Someone’s smarter than the average natgas bear | FT Alphaville

Someone’s smarter than the average natgas bear

Analysts agree, natural gas fundamentals are still bearish. Despite that, Nymex Henry Hub futures went — dare we say — a little crazy this week in terms of volatility. After a massive run-up mid week, the contract closed 8 per cent lower on Thursday.

Here’s a chart from Stephen Schork’s Thursday Schork Report reflecting the extent of the volatility:

Natgas volatility - Schork Report

Of course, a lot of it can be explained by the roll of the United States Natural Gas Fund this week, with traders positioning themselves on the curve to take advantage of the fund– not always successfully as it turns out, since the fund manoeuvred itself into a host of different contracts to be a little less predictable. As Petromatrix’s Olivier Jakob noted on Thursday the fund appeared to be shedding Natgas swaps on ICE, rather than futures on Nymex, for example.

Further still, as Schork noted on Friday, someone may have outsmarted the collective thinking by another notch still. As he wrote:

We cannot help but think that that plunge in cash values plus the pending roll of the UNG encouraged speculators to take on extra downside exposure in the spot month. Therefore, someone, like a deep-pocketed hedge fund manager, recognized this exposure and began taking appropriate measures last week to ignite a short-covering rally. It worked.

Bloomberg, meanwhile, shed some more light on the extent of the slaughter that may have taken place in the market with their story on Thursday quoting Adam Felesky, chief executive officer of BetaPro Management Inc. As they wrote (our emphasis):

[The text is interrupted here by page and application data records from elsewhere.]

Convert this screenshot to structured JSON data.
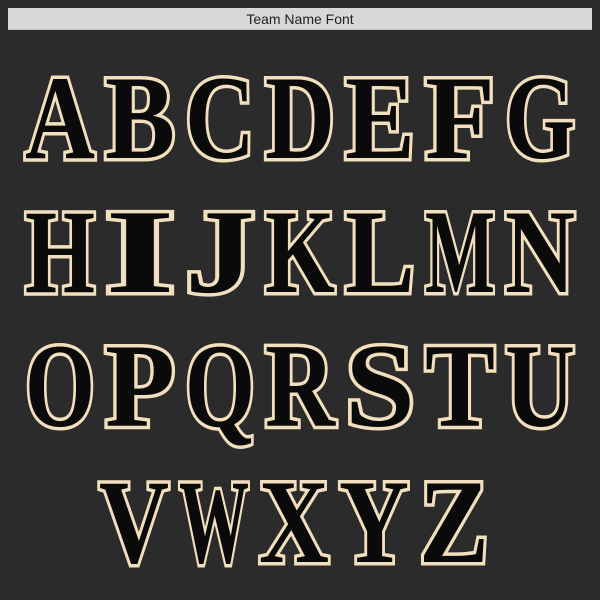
{
  "title": "Team Name Font",
  "colors": {
    "background": "#2b2b2b",
    "title_bar": "#d8d8d8",
    "title_text": "#222222",
    "letter_fill": "#0a0a0a",
    "letter_outline": "#f2dfbd"
  },
  "rows": [
    [
      "A",
      "B",
      "C",
      "D",
      "E",
      "F",
      "G"
    ],
    [
      "H",
      "I",
      "J",
      "K",
      "L",
      "M",
      "N"
    ],
    [
      "O",
      "P",
      "Q",
      "R",
      "S",
      "T",
      "U"
    ],
    [
      "V",
      "W",
      "X",
      "Y",
      "Z"
    ]
  ]
}
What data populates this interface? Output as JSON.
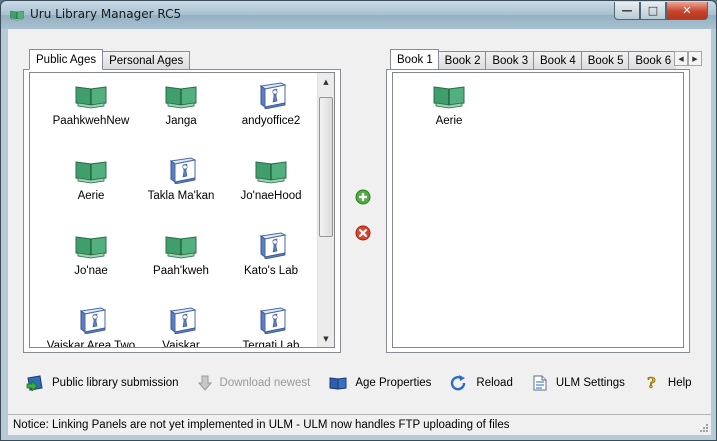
{
  "window": {
    "title": "Uru Library Manager RC5",
    "controls": {
      "minimize": "—",
      "maximize": "□",
      "close": "✕"
    }
  },
  "left_tabs": [
    {
      "label": "Public Ages",
      "active": true
    },
    {
      "label": "Personal Ages",
      "active": false
    }
  ],
  "public_ages": [
    {
      "label": "PaahkwehNew",
      "icon": "green-book-icon"
    },
    {
      "label": "Janga",
      "icon": "green-book-icon"
    },
    {
      "label": "andyoffice2",
      "icon": "blue-book-icon"
    },
    {
      "label": "Aerie",
      "icon": "green-book-icon"
    },
    {
      "label": "Takla Ma'kan",
      "icon": "blue-book-icon"
    },
    {
      "label": "Jo'naeHood",
      "icon": "green-book-icon"
    },
    {
      "label": "Jo'nae",
      "icon": "green-book-icon"
    },
    {
      "label": "Paah'kweh",
      "icon": "green-book-icon"
    },
    {
      "label": "Kato's Lab",
      "icon": "blue-book-icon"
    },
    {
      "label": "Vaiskar Area Two",
      "icon": "blue-book-icon"
    },
    {
      "label": "Vaiskar",
      "icon": "blue-book-icon"
    },
    {
      "label": "Tergati Lab",
      "icon": "blue-book-icon"
    }
  ],
  "right_tabs": [
    {
      "label": "Book 1",
      "active": true
    },
    {
      "label": "Book 2",
      "active": false
    },
    {
      "label": "Book 3",
      "active": false
    },
    {
      "label": "Book 4",
      "active": false
    },
    {
      "label": "Book 5",
      "active": false
    },
    {
      "label": "Book 6",
      "active": false
    }
  ],
  "book_ages": [
    {
      "label": "Aerie",
      "icon": "green-book-icon"
    }
  ],
  "middle": {
    "add_icon": "add-icon",
    "remove_icon": "remove-icon"
  },
  "toolbar": {
    "public_submission": "Public library submission",
    "download_newest": "Download newest",
    "age_properties": "Age Properties",
    "reload": "Reload",
    "ulm_settings": "ULM Settings",
    "help": "Help"
  },
  "status": {
    "text": "Notice: Linking Panels are not yet implemented in ULM - ULM now handles FTP uploading of files"
  },
  "colors": {
    "green_book": "#3c9a68",
    "blue_book": "#5a7fc2",
    "close_red": "#c8442b"
  }
}
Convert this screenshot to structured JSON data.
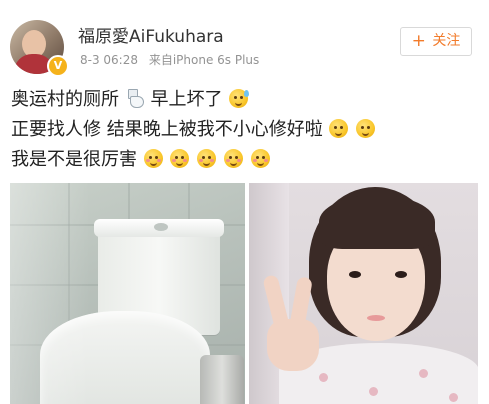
{
  "post": {
    "author_name": "福原愛AiFukuhara",
    "timestamp": "8-3 06:28",
    "source": "来自iPhone 6s Plus",
    "follow_button": {
      "plus": "+",
      "label": "关注"
    },
    "verified_badge": "V",
    "text_lines": [
      "奥运村的厕所",
      "早上坏了",
      "正要找人修 结果晚上被我不小心修好啦",
      "我是不是很厉害"
    ],
    "emoji_names": [
      "toilet-icon",
      "sweat-smile-emoji",
      "blush-emoji",
      "blush-emoji",
      "blush-emoji"
    ]
  },
  "photos": [
    {
      "subject": "toilet"
    },
    {
      "subject": "selfie-peace-sign"
    }
  ]
}
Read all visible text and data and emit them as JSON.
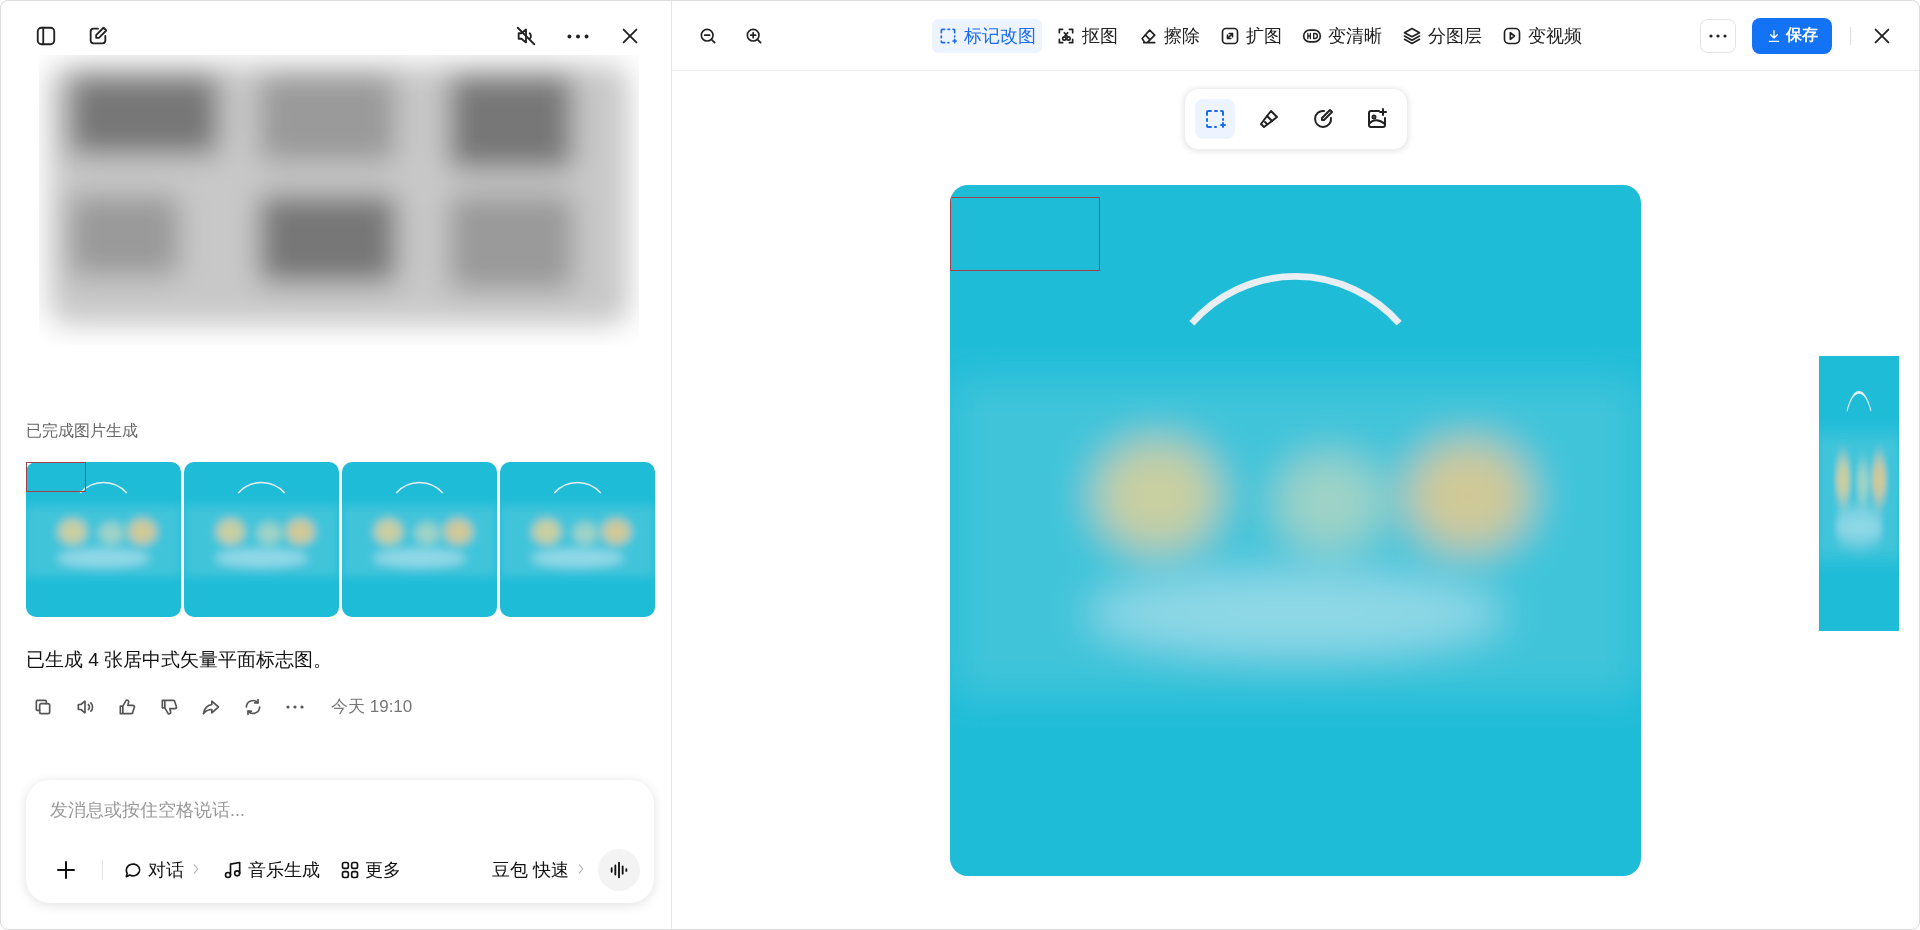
{
  "chat": {
    "status": "已完成图片生成",
    "message": "已生成 4 张居中式矢量平面标志图。",
    "time": "今天 19:10"
  },
  "composer": {
    "placeholder": "发消息或按住空格说话...",
    "chips": [
      {
        "label": "对话",
        "kind": "menu"
      },
      {
        "label": "音乐生成",
        "kind": "music"
      },
      {
        "label": "更多",
        "kind": "grid"
      }
    ],
    "model": "豆包 快速"
  },
  "editor": {
    "tools": [
      {
        "label": "标记改图",
        "kind": "mark",
        "selected": true
      },
      {
        "label": "抠图",
        "kind": "cutout",
        "selected": false
      },
      {
        "label": "擦除",
        "kind": "erase",
        "selected": false
      },
      {
        "label": "扩图",
        "kind": "expand",
        "selected": false
      },
      {
        "label": "变清晰",
        "kind": "hd",
        "selected": false
      },
      {
        "label": "分图层",
        "kind": "layers",
        "selected": false
      },
      {
        "label": "变视频",
        "kind": "video",
        "selected": false
      }
    ],
    "save": "保存",
    "subtools": [
      {
        "kind": "select",
        "selected": true
      },
      {
        "kind": "brush",
        "selected": false
      },
      {
        "kind": "pen",
        "selected": false
      },
      {
        "kind": "add-image",
        "selected": false
      }
    ]
  }
}
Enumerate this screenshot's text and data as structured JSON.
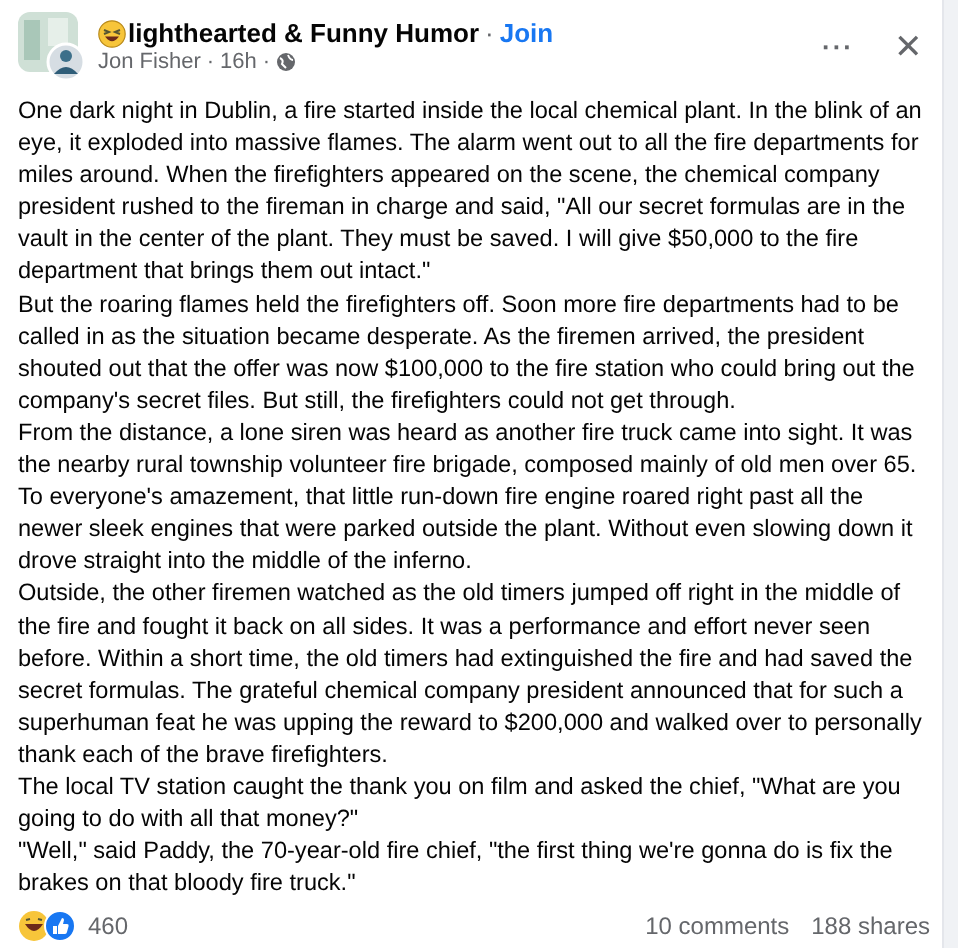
{
  "post": {
    "group_name": "lighthearted & Funny Humor",
    "join_label": "Join",
    "author": "Jon Fisher",
    "separator": "·",
    "time": "16h",
    "separator_2": "·"
  },
  "menu_label": "···",
  "close_label": "✕",
  "paragraphs": [
    "One dark night in Dublin, a fire started inside the local chemical plant. In the blink of an eye, it exploded into massive flames. The alarm went out to all the fire departments for miles around. When the firefighters appeared on the scene, the chemical company president rushed to the fireman in charge and said, \"All our secret formulas are in the vault in the center of the plant. They must be saved. I will give $50,000 to the fire department that brings them out intact.\"",
    "But the roaring flames held the firefighters off. Soon more fire departments had to be called in as the situation became desperate. As the firemen arrived, the president shouted out that the offer was now $100,000 to the fire station who could bring out the company's secret files. But still, the firefighters could not get through.",
    "From the distance, a lone siren was heard as another fire truck came into sight. It was the nearby rural township volunteer fire brigade, composed mainly of old men over 65. To everyone's amazement, that little run-down fire engine roared right past all the newer sleek engines that were parked outside the plant. Without even slowing down it drove straight into the middle of the inferno.",
    "Outside, the other firemen watched as the old timers jumped off right in the middle of the fire and fought it back on all sides. It was a performance and effort never seen before. Within a short time, the old timers had extinguished the fire and had saved the secret formulas. The grateful chemical company president announced that for such a superhuman feat he was upping the reward to $200,000  and walked over to personally thank each of the brave firefighters.",
    "The local TV station caught the thank you on film and asked the chief, \"What are you going to do with all that money?\"",
    "\"Well,\" said Paddy, the 70-year-old fire chief, \"the first thing we're gonna do is fix the brakes on that bloody fire truck.\""
  ],
  "footer": {
    "reaction_count": "460",
    "comments": "10 comments",
    "shares": "188 shares"
  }
}
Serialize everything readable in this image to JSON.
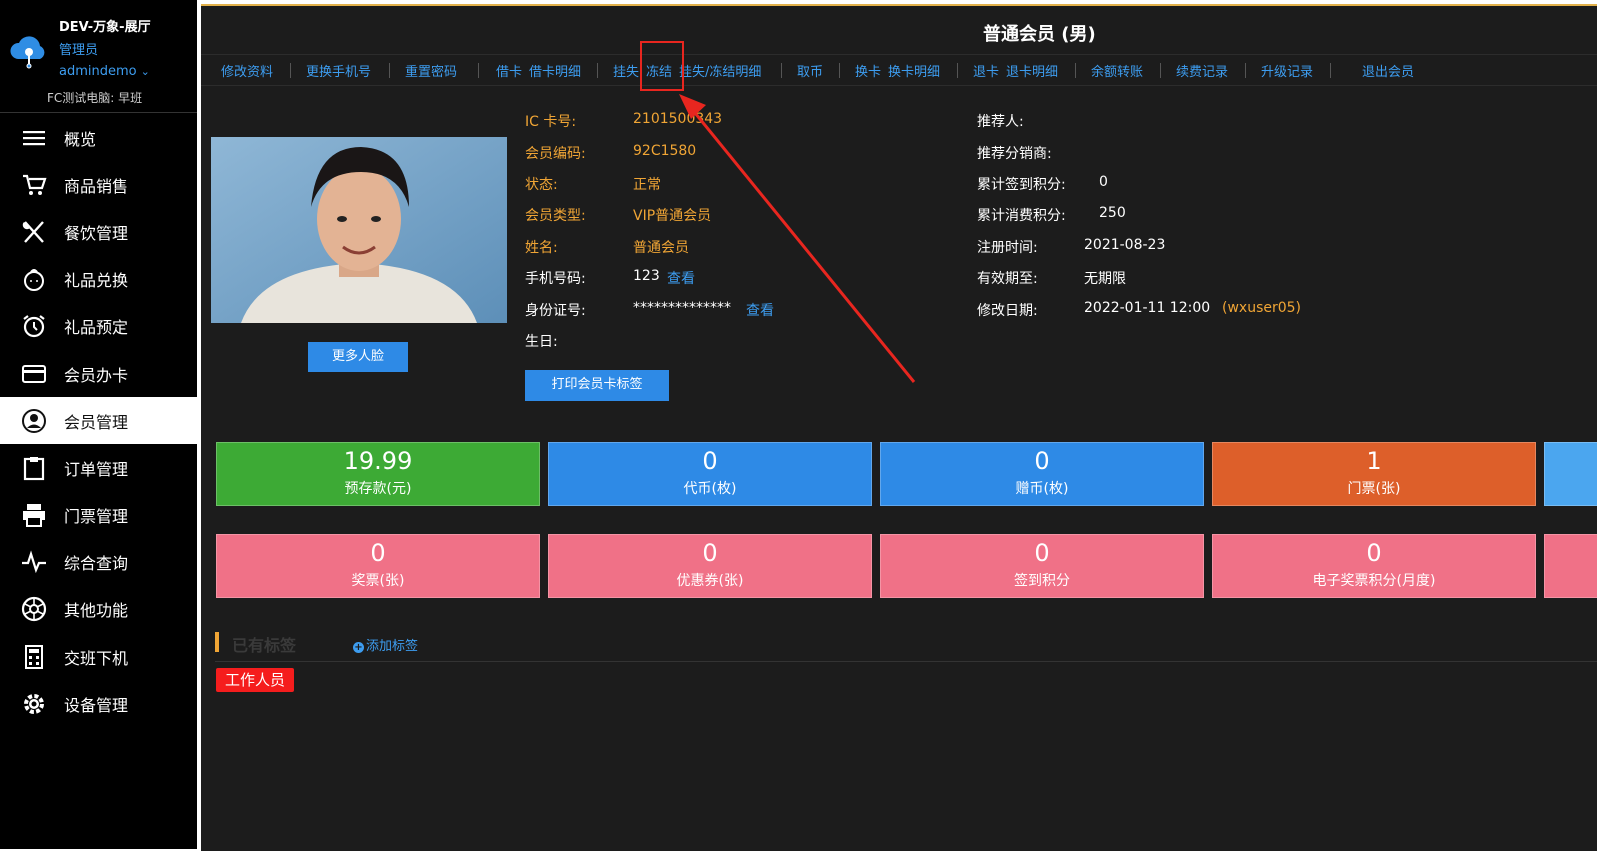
{
  "brand": {
    "title": "DEV-万象-展厅",
    "role": "管理员",
    "user": "admindemo",
    "shift": "FC测试电脑: 早班"
  },
  "menu": [
    {
      "label": "概览",
      "icon": "menu-lines-icon"
    },
    {
      "label": "商品销售",
      "icon": "cart-icon"
    },
    {
      "label": "餐饮管理",
      "icon": "fork-knife-icon"
    },
    {
      "label": "礼品兑换",
      "icon": "gift-icon"
    },
    {
      "label": "礼品预定",
      "icon": "alarm-clock-icon"
    },
    {
      "label": "会员办卡",
      "icon": "card-icon"
    },
    {
      "label": "会员管理",
      "icon": "user-circle-icon",
      "active": true
    },
    {
      "label": "订单管理",
      "icon": "clipboard-icon"
    },
    {
      "label": "门票管理",
      "icon": "printer-icon"
    },
    {
      "label": "综合查询",
      "icon": "pulse-icon"
    },
    {
      "label": "其他功能",
      "icon": "aperture-icon"
    },
    {
      "label": "交班下机",
      "icon": "calculator-icon"
    },
    {
      "label": "设备管理",
      "icon": "gear-icon"
    }
  ],
  "page": {
    "title": "普通会员 (男)"
  },
  "actions": [
    "修改资料",
    "更换手机号",
    "重置密码",
    "借卡",
    "借卡明细",
    "挂失",
    "冻结",
    "挂失/冻结明细",
    "取币",
    "换卡",
    "换卡明细",
    "退卡",
    "退卡明细",
    "余额转账",
    "续费记录",
    "升级记录",
    "退出会员"
  ],
  "member": {
    "more_faces_label": "更多人脸",
    "print_label": "打印会员卡标签",
    "ic_label": "IC 卡号:",
    "ic_value": "2101500343",
    "code_label": "会员编码:",
    "code_value": "92C1580",
    "status_label": "状态:",
    "status_value": "正常",
    "type_label": "会员类型:",
    "type_value": "VIP普通会员",
    "name_label": "姓名:",
    "name_value": "普通会员",
    "phone_label": "手机号码:",
    "phone_value": "123",
    "view_label": "查看",
    "id_label": "身份证号:",
    "id_value": "**************",
    "birthday_label": "生日:",
    "referrer_label": "推荐人:",
    "distributor_label": "推荐分销商:",
    "signin_points_label": "累计签到积分:",
    "signin_points_value": "0",
    "consume_points_label": "累计消费积分:",
    "consume_points_value": "250",
    "register_label": "注册时间:",
    "register_value": "2021-08-23",
    "valid_label": "有效期至:",
    "valid_value": "无期限",
    "modified_label": "修改日期:",
    "modified_value": "2022-01-11 12:00",
    "modified_by": "(wxuser05)"
  },
  "tiles_row1": [
    {
      "value": "19.99",
      "label": "预存款(元)",
      "color": "#3daa35"
    },
    {
      "value": "0",
      "label": "代币(枚)",
      "color": "#2e8ae6"
    },
    {
      "value": "0",
      "label": "赠币(枚)",
      "color": "#2e8ae6"
    },
    {
      "value": "1",
      "label": "门票(张)",
      "color": "#dd5f2a"
    }
  ],
  "tiles_row2": [
    {
      "value": "0",
      "label": "奖票(张)",
      "color": "#f07187"
    },
    {
      "value": "0",
      "label": "优惠券(张)",
      "color": "#f07187"
    },
    {
      "value": "0",
      "label": "签到积分",
      "color": "#f07187"
    },
    {
      "value": "0",
      "label": "电子奖票积分(月度)",
      "color": "#f07187"
    }
  ],
  "tags": {
    "title": "已有标签",
    "add_label": "添加标签",
    "items": [
      "工作人员"
    ]
  }
}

Speculators trying to profit from the U.S. Natural Gas Fund’s roll of futures contracts got “slaughtered” and helped boost volatility as gas prices surged this week, said Adam Felesky, chief executive officer of BetaPro Management Inc. 

Speculators shorted October gas, anticipating that the $4 billion gas fund would push prices down when it began selling its October contracts on Sept. 14, said Felesky, whose C$1 billion ($937.1 million) Horizons BetaPro Nymex Natural Gas Bull Plus ETF rolled around the same time as the larger fund. 

“The ‘smart money’ was positioned ahead of the roll,” Felesky said. “Everyone was on the same side of the trade. The roll was a non-event, and everybody got slaughtered. I think it’s the pros that got killed.

All of which set the stage for some record volumes in the Nymex natural gas contract on September 15. As the CME noted on Thursday, the number of natural gas futures traded reached 404,450 contracts on the day, surpassing the previous record of 403,106 contracts set on July 24, 2008.

Accordingly, until the UNG’s influence on the market dissipates, we would say it might be worth listening to Olivier Jakob of Petromatrix’s advice — which is stay out of that market completely.

Related links:
Why the UNG is issuing new units
– FT Alphaville
Natural gas comeback not exactly what it seems
– FT Alphaville